Shopkeepers rely on people driving

“If we put in cycling infrastructure or pedestrianise a road, shops will get less business”

The response

Cycling infrastructure and traffic-free areas do not restrict access to shops – they can actually make streets with shops on them nicer places to visit, increasing footfall and overall demand.

Many studies – from the Netherlands in the 1970s, to big US cities in the 2010s – have found that installing cycle infrastructure does not have a negative effect on the income of businesses, and in most cases has a positive effect.

It's a popular myth that people who arrive by car spend more. People who get to the shops by cycling may spend less per visit, but they will visit more often, and they will spend more money overall. And being able to access a shop easily without a motor vehicle means that more frequent trips involving smaller ‘baskets’ become more convenient.

The headline message is: well-designed streets that make cycling and walking attractive are good for business. And in any case, cycling infrastructure won't stop people driving to shops, or parking near them and walking a short distance. The goal is not to prevent all driving, but to give people safe, sensible choices.
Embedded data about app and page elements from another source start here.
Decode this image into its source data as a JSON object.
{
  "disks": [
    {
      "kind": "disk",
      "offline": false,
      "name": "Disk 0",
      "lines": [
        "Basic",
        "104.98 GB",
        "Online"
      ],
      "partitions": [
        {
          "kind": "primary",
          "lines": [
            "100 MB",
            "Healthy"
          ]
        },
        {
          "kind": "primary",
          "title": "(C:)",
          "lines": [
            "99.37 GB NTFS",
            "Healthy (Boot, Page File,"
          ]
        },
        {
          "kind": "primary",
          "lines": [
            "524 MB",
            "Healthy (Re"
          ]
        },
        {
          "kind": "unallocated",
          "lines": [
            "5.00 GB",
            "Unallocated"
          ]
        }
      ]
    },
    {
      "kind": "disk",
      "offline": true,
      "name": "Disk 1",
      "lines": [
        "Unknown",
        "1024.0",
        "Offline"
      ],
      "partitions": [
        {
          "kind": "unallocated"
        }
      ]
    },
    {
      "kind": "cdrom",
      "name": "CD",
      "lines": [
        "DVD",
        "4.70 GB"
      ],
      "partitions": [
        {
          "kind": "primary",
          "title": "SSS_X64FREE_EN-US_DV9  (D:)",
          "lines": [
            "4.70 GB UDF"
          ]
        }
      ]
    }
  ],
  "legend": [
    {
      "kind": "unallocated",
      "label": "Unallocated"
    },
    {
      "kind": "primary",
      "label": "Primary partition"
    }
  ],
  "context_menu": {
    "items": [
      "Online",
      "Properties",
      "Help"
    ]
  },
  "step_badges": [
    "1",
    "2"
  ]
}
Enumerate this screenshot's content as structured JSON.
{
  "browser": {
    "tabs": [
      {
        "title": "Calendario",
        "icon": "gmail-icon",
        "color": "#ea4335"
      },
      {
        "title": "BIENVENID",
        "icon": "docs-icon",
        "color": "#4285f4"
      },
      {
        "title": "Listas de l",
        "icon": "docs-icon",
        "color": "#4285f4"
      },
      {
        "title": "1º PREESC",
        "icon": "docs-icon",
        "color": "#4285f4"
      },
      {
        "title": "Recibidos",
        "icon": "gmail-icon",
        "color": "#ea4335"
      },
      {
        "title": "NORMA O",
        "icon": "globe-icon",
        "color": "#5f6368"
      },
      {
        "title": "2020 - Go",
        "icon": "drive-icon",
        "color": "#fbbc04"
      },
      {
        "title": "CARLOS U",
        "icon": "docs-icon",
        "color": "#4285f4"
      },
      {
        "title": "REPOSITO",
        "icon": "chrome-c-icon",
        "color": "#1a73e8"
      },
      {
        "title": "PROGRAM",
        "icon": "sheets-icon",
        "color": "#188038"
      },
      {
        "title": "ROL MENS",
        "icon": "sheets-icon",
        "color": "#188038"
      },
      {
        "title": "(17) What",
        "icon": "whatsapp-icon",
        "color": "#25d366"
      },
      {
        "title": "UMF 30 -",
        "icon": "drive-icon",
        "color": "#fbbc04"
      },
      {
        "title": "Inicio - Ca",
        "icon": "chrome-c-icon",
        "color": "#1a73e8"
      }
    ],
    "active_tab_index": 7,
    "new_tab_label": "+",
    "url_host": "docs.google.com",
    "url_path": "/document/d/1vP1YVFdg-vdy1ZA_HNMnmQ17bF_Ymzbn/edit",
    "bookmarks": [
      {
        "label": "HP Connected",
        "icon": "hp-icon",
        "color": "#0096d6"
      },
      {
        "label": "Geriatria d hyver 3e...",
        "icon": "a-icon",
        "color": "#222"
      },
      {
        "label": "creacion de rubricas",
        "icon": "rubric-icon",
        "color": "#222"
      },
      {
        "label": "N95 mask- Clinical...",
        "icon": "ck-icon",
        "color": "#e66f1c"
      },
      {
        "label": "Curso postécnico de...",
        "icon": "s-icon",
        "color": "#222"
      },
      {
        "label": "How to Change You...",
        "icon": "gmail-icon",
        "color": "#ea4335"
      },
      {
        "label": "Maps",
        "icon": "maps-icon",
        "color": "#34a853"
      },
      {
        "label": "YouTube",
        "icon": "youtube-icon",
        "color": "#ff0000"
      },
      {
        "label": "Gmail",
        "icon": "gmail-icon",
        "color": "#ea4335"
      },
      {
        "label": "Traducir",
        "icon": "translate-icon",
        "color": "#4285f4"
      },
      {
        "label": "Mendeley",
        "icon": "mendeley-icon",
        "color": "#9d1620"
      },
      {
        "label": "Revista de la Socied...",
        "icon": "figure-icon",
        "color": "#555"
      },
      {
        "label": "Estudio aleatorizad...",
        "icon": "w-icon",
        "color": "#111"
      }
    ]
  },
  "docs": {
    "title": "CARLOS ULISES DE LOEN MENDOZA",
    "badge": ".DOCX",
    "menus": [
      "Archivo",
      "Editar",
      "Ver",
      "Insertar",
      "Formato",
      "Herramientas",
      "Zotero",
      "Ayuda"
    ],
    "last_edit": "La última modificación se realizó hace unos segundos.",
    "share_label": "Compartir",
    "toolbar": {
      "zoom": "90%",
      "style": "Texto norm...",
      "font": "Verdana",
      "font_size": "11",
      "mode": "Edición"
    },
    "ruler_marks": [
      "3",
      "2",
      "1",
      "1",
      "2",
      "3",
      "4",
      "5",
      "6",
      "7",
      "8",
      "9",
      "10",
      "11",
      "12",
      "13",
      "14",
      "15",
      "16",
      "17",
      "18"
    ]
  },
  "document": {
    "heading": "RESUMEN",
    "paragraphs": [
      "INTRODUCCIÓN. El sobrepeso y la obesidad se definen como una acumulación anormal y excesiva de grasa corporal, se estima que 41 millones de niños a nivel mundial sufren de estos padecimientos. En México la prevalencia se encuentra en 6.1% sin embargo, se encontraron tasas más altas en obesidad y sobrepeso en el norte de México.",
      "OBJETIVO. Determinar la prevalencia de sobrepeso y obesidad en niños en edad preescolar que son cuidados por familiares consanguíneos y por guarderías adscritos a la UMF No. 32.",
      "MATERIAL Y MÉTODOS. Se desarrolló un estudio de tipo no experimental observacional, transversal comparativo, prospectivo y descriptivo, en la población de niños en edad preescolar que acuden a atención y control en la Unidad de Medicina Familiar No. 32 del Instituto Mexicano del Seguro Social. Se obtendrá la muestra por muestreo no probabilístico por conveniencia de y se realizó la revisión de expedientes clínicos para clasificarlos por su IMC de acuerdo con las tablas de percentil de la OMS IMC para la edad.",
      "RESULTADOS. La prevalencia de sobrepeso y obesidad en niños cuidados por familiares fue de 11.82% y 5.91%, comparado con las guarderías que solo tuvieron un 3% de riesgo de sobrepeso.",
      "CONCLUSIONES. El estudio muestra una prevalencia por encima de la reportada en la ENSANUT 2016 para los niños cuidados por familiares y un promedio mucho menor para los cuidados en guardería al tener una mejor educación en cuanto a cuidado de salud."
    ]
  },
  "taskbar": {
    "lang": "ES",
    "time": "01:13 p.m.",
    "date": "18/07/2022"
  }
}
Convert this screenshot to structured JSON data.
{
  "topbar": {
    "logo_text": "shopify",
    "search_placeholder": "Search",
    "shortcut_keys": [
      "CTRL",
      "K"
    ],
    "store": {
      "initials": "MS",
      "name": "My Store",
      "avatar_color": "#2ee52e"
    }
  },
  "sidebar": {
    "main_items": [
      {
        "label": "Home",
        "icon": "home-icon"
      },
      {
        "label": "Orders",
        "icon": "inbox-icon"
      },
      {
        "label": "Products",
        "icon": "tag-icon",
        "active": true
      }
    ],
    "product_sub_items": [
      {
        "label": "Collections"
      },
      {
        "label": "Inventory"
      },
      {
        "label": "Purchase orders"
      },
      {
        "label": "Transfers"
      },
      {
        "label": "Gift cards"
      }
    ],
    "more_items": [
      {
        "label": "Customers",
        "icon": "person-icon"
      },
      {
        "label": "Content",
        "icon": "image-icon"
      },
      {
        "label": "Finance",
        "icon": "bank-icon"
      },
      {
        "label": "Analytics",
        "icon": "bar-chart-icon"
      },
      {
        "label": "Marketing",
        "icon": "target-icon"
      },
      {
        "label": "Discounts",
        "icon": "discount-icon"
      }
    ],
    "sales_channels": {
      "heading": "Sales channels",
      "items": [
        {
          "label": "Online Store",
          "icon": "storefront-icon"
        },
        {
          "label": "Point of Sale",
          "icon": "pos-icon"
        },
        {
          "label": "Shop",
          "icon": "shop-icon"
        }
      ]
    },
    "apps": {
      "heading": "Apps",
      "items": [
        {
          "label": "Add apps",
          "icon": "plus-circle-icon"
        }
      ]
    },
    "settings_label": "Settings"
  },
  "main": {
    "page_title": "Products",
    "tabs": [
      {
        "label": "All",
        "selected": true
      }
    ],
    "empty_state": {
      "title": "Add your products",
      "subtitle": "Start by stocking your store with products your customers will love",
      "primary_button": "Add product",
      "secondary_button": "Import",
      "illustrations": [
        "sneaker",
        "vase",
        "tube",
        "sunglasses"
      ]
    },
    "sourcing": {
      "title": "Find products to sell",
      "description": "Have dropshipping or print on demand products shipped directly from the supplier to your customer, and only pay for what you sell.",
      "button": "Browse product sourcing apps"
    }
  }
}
Indoor cycle parking in a shopping mall in the Netherlands

Indoor cycle parking in a shopping mall in the Netherlands

Photo by A View From The Cycle Path (Copyright, used with permission)